▶ [INFORMATION SHOWN]
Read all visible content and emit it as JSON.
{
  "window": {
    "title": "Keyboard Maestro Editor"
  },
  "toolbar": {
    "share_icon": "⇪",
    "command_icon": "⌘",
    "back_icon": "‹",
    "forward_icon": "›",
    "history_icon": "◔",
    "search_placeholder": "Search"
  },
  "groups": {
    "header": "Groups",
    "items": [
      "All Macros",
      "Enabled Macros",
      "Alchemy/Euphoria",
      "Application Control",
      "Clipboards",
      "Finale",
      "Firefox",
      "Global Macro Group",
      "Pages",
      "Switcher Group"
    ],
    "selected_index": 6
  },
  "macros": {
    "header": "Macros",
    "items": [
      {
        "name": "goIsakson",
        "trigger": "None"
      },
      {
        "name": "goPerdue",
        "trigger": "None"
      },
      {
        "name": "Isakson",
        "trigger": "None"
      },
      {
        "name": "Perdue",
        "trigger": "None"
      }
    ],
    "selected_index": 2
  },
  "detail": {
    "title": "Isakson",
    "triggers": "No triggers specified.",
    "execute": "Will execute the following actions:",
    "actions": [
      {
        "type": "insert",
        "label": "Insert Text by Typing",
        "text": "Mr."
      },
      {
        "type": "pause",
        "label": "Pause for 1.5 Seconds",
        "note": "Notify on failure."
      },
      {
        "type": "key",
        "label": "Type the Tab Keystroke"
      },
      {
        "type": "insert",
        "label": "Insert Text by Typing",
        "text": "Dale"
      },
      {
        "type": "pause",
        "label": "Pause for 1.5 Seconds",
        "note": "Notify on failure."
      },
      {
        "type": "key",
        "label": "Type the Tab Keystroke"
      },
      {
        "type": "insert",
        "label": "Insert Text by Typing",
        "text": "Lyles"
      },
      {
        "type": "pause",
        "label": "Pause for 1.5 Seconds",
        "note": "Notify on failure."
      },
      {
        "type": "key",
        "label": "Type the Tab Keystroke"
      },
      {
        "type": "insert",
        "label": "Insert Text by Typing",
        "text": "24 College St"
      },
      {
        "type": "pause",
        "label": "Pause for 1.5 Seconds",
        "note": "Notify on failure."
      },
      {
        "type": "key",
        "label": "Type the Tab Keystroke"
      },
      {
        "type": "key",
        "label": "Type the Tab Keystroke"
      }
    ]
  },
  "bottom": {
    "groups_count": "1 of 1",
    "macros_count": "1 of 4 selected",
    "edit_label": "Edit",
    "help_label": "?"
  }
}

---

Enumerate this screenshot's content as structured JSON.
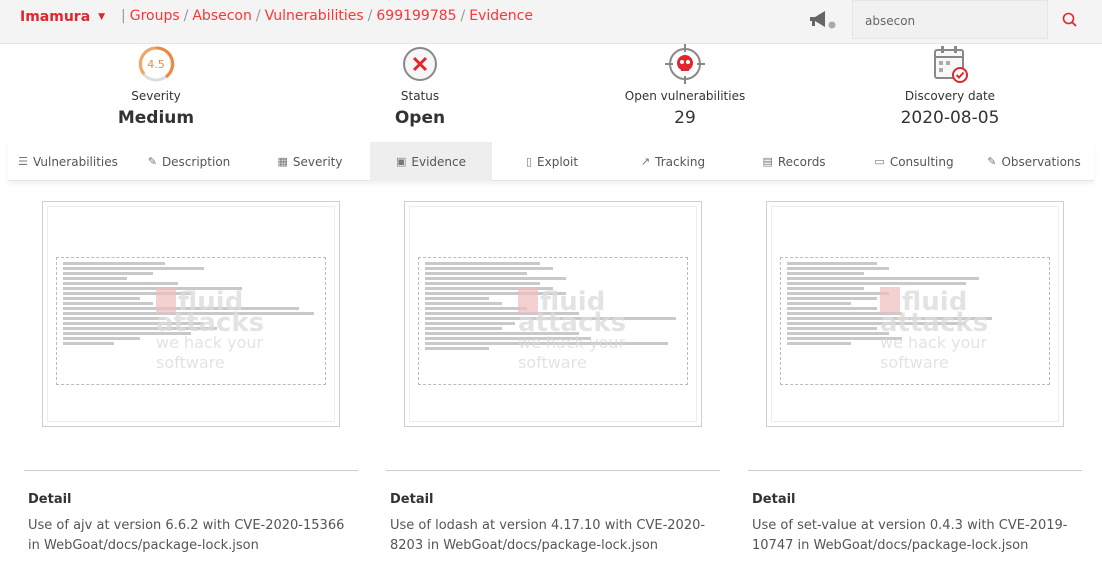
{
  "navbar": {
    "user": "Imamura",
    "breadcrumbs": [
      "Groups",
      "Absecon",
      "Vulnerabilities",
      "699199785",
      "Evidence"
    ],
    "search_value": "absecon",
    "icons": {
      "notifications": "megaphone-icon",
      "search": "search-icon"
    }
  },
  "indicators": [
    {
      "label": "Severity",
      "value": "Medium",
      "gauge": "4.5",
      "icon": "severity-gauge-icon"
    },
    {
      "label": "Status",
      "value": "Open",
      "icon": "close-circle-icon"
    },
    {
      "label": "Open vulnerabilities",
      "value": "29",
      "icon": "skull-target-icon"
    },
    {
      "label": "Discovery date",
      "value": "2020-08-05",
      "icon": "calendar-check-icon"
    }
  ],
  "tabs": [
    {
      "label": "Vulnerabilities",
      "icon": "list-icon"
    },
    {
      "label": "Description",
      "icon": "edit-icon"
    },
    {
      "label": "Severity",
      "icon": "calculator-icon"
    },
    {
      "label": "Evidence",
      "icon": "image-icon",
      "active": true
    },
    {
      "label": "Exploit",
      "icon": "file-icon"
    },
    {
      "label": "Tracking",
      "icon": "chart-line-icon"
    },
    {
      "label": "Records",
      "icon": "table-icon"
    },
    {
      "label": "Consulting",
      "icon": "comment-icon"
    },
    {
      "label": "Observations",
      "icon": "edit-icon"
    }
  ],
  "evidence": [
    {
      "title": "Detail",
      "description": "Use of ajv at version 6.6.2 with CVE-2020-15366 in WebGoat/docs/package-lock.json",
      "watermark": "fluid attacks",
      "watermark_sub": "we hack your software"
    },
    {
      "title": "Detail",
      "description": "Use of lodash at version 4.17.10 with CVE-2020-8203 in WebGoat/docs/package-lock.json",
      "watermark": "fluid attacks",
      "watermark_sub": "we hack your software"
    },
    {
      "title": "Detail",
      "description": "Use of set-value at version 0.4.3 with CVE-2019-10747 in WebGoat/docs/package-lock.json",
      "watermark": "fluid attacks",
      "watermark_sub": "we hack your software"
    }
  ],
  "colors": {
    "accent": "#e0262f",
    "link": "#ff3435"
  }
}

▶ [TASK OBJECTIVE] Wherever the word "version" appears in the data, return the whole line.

▶ [WRITTEN SOLUTION]
      "description": "Use of ajv at version 6.6.2 with CVE-2020-15366 in WebGoat/docs/package-lock.json",
      "description": "Use of lodash at version 4.17.10 with CVE-2020-8203 in WebGoat/docs/package-lock.json",
      "description": "Use of set-value at version 0.4.3 with CVE-2019-10747 in WebGoat/docs/package-lock.json",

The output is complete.